One of the last Imperial palaces to be built in St. Petersburg, the Palace of Grand Duke Vladimir Alexandrovich was built between 1867 and 1872 for the third son of Emperor Alexander II. Just east of the Winter Palace and the Hermitage on Dvortsovaya Naberezhnaya ("Palace Embankment"), the Vladimir Palace was designed by a team of architects lead by Vasily Kenel. The palace's simple, somewhat dour facade is in stark contrast to the wonderfully preserved interiors, where the architects employed a hugely eclectic range of styles and periods, from neo-gothic to rococo to oriental.
Fortunately, soon after the October Revolution, the Vladimir Palace was assigned as the Maxim Gorky House of Scientists, a social and cultural club for the scientific intelligentsia. For this reason, it has probably the most authentic and best preserved interiors of any of St. Petersburg's royal residences. While much of Vladimir's art collection has gone to the Hermitage collections and elsewhere, his impressive collection of fine porcelain is still mostly intact and on display in the palace.
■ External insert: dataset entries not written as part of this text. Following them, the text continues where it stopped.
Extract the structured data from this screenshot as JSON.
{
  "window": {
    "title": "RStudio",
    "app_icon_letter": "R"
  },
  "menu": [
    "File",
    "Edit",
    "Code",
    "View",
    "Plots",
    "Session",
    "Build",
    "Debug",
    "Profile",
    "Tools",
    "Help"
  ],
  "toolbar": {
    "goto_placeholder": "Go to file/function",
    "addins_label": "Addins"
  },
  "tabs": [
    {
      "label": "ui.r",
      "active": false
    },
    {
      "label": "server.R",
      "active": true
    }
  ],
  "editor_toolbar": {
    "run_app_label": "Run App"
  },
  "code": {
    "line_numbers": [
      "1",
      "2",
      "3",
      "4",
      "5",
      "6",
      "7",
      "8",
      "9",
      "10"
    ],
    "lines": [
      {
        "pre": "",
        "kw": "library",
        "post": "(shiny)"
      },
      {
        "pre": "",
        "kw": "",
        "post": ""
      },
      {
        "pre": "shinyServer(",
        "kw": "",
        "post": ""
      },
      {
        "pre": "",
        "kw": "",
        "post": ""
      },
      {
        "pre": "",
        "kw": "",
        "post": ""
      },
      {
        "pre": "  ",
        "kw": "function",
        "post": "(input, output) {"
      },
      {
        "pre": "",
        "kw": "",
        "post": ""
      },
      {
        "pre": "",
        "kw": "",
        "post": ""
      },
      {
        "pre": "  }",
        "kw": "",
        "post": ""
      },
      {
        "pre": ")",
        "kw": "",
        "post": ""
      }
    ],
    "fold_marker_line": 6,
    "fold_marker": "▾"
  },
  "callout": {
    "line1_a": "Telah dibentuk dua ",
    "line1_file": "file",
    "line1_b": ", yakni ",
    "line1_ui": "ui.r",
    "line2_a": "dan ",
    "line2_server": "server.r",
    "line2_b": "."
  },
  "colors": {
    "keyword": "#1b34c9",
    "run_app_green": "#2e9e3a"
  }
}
Grand Duke Vladimir was a fervent collector and patron of the arts and with his wife, Maria Pavlovna, he hosted soirees where the guests included Rachmaninov, Rimsky-Korsakov, and Chaliapin. This tradition is reflected in the regular concerts, as well as lectures and screenings, hosted in the palace.
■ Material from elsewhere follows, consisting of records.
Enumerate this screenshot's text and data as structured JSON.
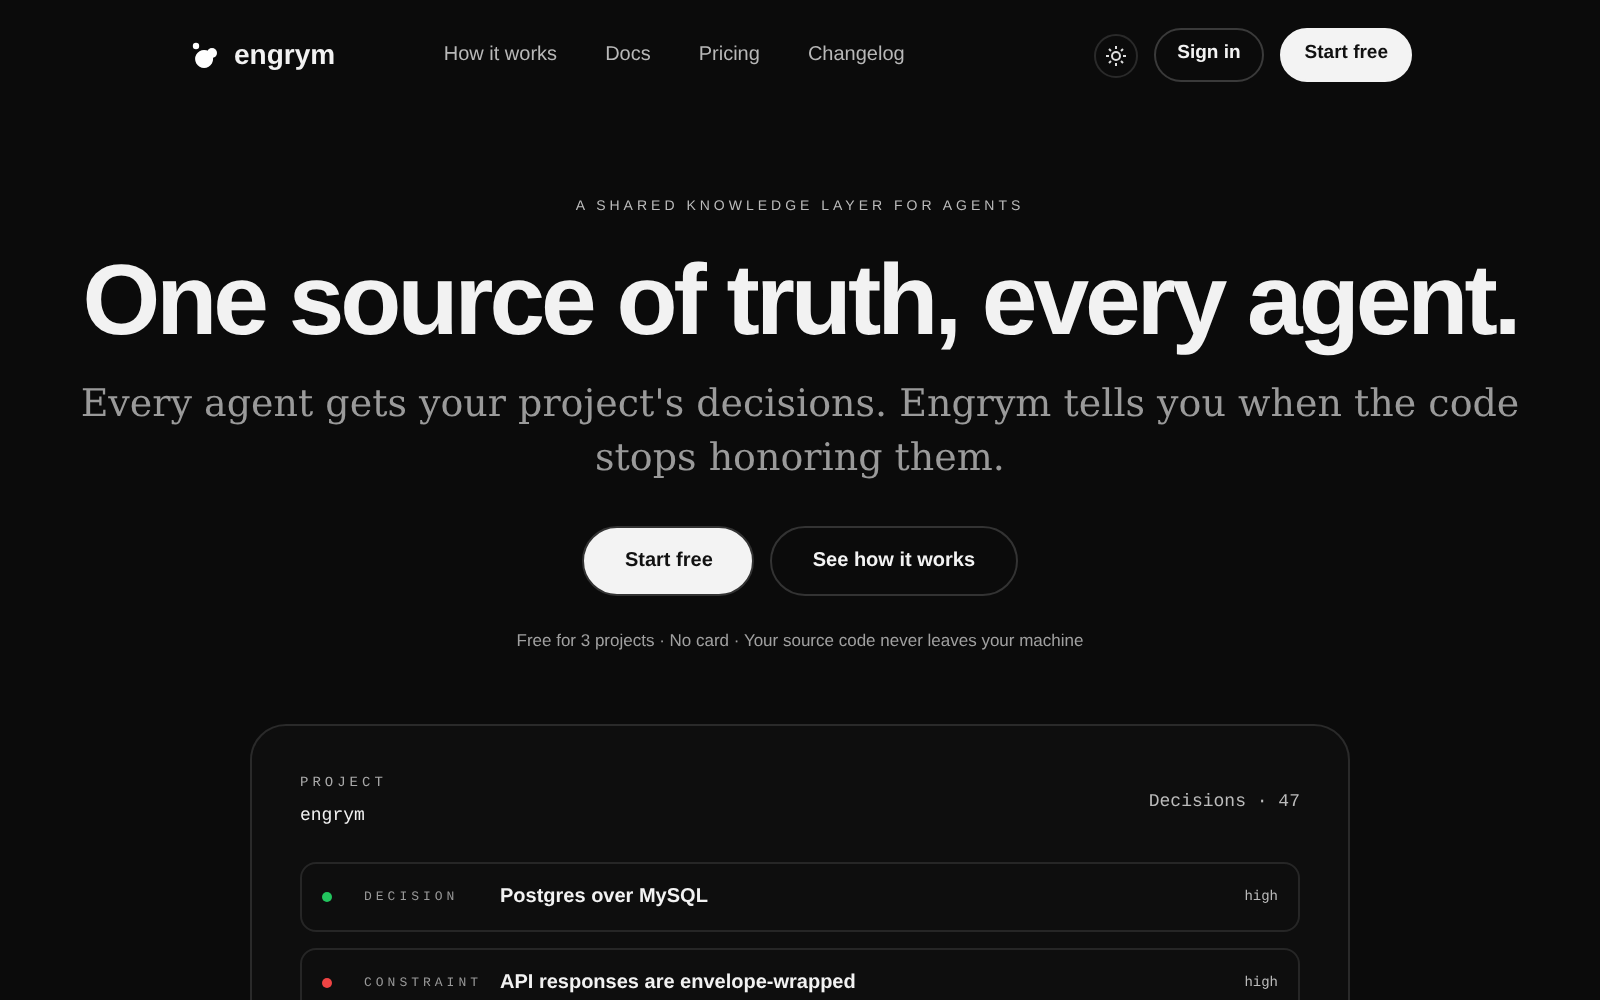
{
  "brand": "engrym",
  "nav": [
    "How it works",
    "Docs",
    "Pricing",
    "Changelog"
  ],
  "header_buttons": [
    {
      "label": "Sign in",
      "kind": "outline"
    },
    {
      "label": "Start free",
      "kind": "solid"
    }
  ],
  "hero": {
    "eyebrow": "A SHARED KNOWLEDGE LAYER FOR AGENTS",
    "title": "One source of truth, every agent.",
    "subtitle": "Every agent gets your project's decisions. Engrym tells you when the code stops honoring them.",
    "buttons": [
      {
        "label": "Start free",
        "kind": "solid"
      },
      {
        "label": "See how it works",
        "kind": "outline"
      }
    ],
    "note": "Free for 3 projects · No card · Your source code never leaves your machine"
  },
  "project": {
    "label": "PROJECT",
    "name": "engrym",
    "count": "Decisions · 47",
    "rows": [
      {
        "type": "DECISION",
        "color": "#22c55e",
        "title": "Postgres over MySQL",
        "confidence": "high"
      },
      {
        "type": "CONSTRAINT",
        "color": "#ef4444",
        "title": "API responses are envelope-wrapped",
        "confidence": "high"
      }
    ]
  }
}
|Address:|| ||26, Dvortsovaya Naberezhnaya|
|Metro:||Gostiny Dvor/Nevsky Prospekt|
|Telephone:||+7 (812) 315-8814|
|Opening hours:||Guided tours of the Vladimir Palace are available daily except Sundays. Call in advance.|